Reproduce each record below exactly as written.

[Web page and app entries]
..............................
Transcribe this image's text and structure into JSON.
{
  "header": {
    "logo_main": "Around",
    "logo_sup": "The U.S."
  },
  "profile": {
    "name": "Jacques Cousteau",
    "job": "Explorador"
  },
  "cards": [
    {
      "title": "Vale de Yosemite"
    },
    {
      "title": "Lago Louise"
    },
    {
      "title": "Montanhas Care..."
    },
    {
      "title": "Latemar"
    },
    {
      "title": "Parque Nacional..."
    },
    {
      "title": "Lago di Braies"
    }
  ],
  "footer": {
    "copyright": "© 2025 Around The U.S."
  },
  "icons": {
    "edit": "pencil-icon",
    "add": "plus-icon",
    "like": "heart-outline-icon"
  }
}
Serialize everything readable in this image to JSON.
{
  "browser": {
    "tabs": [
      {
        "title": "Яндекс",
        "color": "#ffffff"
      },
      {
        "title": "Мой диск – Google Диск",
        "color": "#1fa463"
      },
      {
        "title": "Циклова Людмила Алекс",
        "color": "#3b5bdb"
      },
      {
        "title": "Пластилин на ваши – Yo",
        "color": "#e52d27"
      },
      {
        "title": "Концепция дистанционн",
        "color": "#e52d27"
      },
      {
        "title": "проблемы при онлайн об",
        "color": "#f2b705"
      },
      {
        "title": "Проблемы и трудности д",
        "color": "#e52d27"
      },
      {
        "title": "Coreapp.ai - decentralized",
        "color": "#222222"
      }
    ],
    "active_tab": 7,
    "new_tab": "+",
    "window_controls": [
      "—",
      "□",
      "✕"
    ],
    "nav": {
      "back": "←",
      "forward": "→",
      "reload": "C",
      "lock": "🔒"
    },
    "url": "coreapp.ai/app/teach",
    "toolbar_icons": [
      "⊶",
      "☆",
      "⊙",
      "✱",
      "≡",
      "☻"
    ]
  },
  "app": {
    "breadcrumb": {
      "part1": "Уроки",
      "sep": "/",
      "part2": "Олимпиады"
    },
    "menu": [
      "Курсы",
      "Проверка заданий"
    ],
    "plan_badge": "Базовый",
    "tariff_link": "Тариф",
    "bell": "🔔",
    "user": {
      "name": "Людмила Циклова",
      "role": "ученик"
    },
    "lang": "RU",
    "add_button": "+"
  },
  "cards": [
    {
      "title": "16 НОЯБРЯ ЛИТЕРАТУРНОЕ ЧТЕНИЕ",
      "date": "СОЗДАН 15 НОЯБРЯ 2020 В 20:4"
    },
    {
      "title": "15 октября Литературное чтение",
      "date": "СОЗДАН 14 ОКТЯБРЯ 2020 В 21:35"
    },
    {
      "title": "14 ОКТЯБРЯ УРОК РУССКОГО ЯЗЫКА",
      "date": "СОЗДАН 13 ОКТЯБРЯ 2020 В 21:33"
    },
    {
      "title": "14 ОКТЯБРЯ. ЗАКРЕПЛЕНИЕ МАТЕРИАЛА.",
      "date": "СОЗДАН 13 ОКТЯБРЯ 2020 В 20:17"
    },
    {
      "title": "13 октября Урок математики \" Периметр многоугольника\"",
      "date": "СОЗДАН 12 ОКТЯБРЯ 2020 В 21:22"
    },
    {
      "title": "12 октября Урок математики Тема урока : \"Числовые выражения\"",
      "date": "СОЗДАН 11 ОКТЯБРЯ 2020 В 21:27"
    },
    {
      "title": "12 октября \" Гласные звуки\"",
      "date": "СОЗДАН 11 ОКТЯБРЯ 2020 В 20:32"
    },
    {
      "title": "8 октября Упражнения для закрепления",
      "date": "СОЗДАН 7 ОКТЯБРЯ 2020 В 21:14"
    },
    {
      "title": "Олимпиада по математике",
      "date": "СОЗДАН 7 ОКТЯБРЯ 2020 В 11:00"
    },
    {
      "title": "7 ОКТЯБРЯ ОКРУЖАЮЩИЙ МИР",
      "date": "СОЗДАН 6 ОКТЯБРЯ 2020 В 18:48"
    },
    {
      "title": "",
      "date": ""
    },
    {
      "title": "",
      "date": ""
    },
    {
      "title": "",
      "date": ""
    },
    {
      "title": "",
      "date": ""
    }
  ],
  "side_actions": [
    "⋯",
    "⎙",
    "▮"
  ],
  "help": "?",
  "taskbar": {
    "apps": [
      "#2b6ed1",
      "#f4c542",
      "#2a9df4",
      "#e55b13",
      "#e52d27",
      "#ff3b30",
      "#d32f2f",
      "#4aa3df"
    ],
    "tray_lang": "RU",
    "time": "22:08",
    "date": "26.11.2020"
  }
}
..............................
• ANSWER TO THE EXERCISE:
Transcribe this image's text and structure into JSON.
{
  "header": {
    "logo_main": "Around",
    "logo_sup": "The U.S."
  },
  "profile": {
    "name": "Jacques Cousteau",
    "job": "Explorador"
  },
  "cards": [
    {
      "title": "Vale de Yosemite"
    },
    {
      "title": "Lago Louise"
    },
    {
      "title": "Montanhas Care..."
    },
    {
      "title": "Latemar"
    },
    {
      "title": "Parque Nacional..."
    },
    {
      "title": "Lago di Braies"
    }
  ],
  "footer": {
    "copyright": "© 2025 Around The U.S."
  },
  "icons": {
    "edit": "pencil-icon",
    "add": "plus-icon",
    "like": "heart-outline-icon"
  }
}
Serialize everything readable in this image to JSON.
{
  "browser": {
    "tabs": [
      {
        "title": "Яндекс",
        "color": "#ffffff"
      },
      {
        "title": "Мой диск – Google Диск",
        "color": "#1fa463"
      },
      {
        "title": "Циклова Людмила Алекс",
        "color": "#3b5bdb"
      },
      {
        "title": "Пластилин на ваши – Yo",
        "color": "#e52d27"
      },
      {
        "title": "Концепция дистанционн",
        "color": "#e52d27"
      },
      {
        "title": "проблемы при онлайн об",
        "color": "#f2b705"
      },
      {
        "title": "Проблемы и трудности д",
        "color": "#e52d27"
      },
      {
        "title": "Coreapp.ai - decentralized",
        "color": "#222222"
      }
    ],
    "active_tab": 7,
    "new_tab": "+",
    "window_controls": [
      "—",
      "□",
      "✕"
    ],
    "nav": {
      "back": "←",
      "forward": "→",
      "reload": "C",
      "lock": "🔒"
    },
    "url": "coreapp.ai/app/teach",
    "toolbar_icons": [
      "⊶",
      "☆",
      "⊙",
      "✱",
      "≡",
      "☻"
    ]
  },
  "app": {
    "breadcrumb": {
      "part1": "Уроки",
      "sep": "/",
      "part2": "Олимпиады"
    },
    "menu": [
      "Курсы",
      "Проверка заданий"
    ],
    "plan_badge": "Базовый",
    "tariff_link": "Тариф",
    "bell": "🔔",
    "user": {
      "name": "Людмила Циклова",
      "role": "ученик"
    },
    "lang": "RU",
    "add_button": "+"
  },
  "cards": [
    {
      "title": "16 НОЯБРЯ ЛИТЕРАТУРНОЕ ЧТЕНИЕ",
      "date": "СОЗДАН 15 НОЯБРЯ 2020 В 20:4"
    },
    {
      "title": "15 октября Литературное чтение",
      "date": "СОЗДАН 14 ОКТЯБРЯ 2020 В 21:35"
    },
    {
      "title": "14 ОКТЯБРЯ УРОК РУССКОГО ЯЗЫКА",
      "date": "СОЗДАН 13 ОКТЯБРЯ 2020 В 21:33"
    },
    {
      "title": "14 ОКТЯБРЯ. ЗАКРЕПЛЕНИЕ МАТЕРИАЛА.",
      "date": "СОЗДАН 13 ОКТЯБРЯ 2020 В 20:17"
    },
    {
      "title": "13 октября Урок математики \" Периметр многоугольника\"",
      "date": "СОЗДАН 12 ОКТЯБРЯ 2020 В 21:22"
    },
    {
      "title": "12 октября Урок математики Тема урока : \"Числовые выражения\"",
      "date": "СОЗДАН 11 ОКТЯБРЯ 2020 В 21:27"
    },
    {
      "title": "12 октября \" Гласные звуки\"",
      "date": "СОЗДАН 11 ОКТЯБРЯ 2020 В 20:32"
    },
    {
      "title": "8 октября Упражнения для закрепления",
      "date": "СОЗДАН 7 ОКТЯБРЯ 2020 В 21:14"
    },
    {
      "title": "Олимпиада по математике",
      "date": "СОЗДАН 7 ОКТЯБРЯ 2020 В 11:00"
    },
    {
      "title": "7 ОКТЯБРЯ ОКРУЖАЮЩИЙ МИР",
      "date": "СОЗДАН 6 ОКТЯБРЯ 2020 В 18:48"
    },
    {
      "title": "",
      "date": ""
    },
    {
      "title": "",
      "date": ""
    },
    {
      "title": "",
      "date": ""
    },
    {
      "title": "",
      "date": ""
    }
  ],
  "side_actions": [
    "⋯",
    "⎙",
    "▮"
  ],
  "help": "?",
  "taskbar": {
    "apps": [
      "#2b6ed1",
      "#f4c542",
      "#2a9df4",
      "#e55b13",
      "#e52d27",
      "#ff3b30",
      "#d32f2f",
      "#4aa3df"
    ],
    "tray_lang": "RU",
    "time": "22:08",
    "date": "26.11.2020"
  }
}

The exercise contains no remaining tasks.